▶ Exercise brief: Set each line of the data down exactly, please.

Interface dataset entries
- - - - - - -

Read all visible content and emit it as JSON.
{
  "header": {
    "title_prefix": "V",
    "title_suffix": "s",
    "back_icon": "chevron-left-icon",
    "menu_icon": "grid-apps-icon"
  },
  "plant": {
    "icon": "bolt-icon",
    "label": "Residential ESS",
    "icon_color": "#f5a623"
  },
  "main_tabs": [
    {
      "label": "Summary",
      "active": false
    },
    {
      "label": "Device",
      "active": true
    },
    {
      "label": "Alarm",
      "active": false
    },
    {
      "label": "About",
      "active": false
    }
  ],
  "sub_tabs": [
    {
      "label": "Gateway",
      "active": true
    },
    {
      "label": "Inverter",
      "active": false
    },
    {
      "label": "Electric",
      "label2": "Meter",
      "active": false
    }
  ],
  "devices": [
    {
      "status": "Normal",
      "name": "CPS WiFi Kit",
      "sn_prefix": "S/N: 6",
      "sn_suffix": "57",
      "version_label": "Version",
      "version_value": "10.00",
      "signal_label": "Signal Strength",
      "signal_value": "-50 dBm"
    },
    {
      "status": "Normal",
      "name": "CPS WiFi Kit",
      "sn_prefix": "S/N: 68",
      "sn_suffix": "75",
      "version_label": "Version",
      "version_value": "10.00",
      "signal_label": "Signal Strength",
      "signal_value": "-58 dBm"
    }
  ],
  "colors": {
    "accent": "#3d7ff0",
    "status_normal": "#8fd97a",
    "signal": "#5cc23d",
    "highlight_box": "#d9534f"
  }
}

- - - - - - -

▶ Written solution:
Read all visible content and emit it as JSON.
{
  "header": {
    "title_prefix": "V",
    "title_suffix": "s",
    "back_icon": "chevron-left-icon",
    "menu_icon": "grid-apps-icon"
  },
  "plant": {
    "icon": "bolt-icon",
    "label": "Residential ESS",
    "icon_color": "#f5a623"
  },
  "main_tabs": [
    {
      "label": "Summary",
      "active": false
    },
    {
      "label": "Device",
      "active": true
    },
    {
      "label": "Alarm",
      "active": false
    },
    {
      "label": "About",
      "active": false
    }
  ],
  "sub_tabs": [
    {
      "label": "Gateway",
      "active": true
    },
    {
      "label": "Inverter",
      "active": false
    },
    {
      "label": "Electric",
      "label2": "Meter",
      "active": false
    }
  ],
  "devices": [
    {
      "status": "Normal",
      "name": "CPS WiFi Kit",
      "sn_prefix": "S/N: 6",
      "sn_suffix": "57",
      "version_label": "Version",
      "version_value": "10.00",
      "signal_label": "Signal Strength",
      "signal_value": "-50 dBm"
    },
    {
      "status": "Normal",
      "name": "CPS WiFi Kit",
      "sn_prefix": "S/N: 68",
      "sn_suffix": "75",
      "version_label": "Version",
      "version_value": "10.00",
      "signal_label": "Signal Strength",
      "signal_value": "-58 dBm"
    }
  ],
  "colors": {
    "accent": "#3d7ff0",
    "status_normal": "#8fd97a",
    "signal": "#5cc23d",
    "highlight_box": "#d9534f"
  }
}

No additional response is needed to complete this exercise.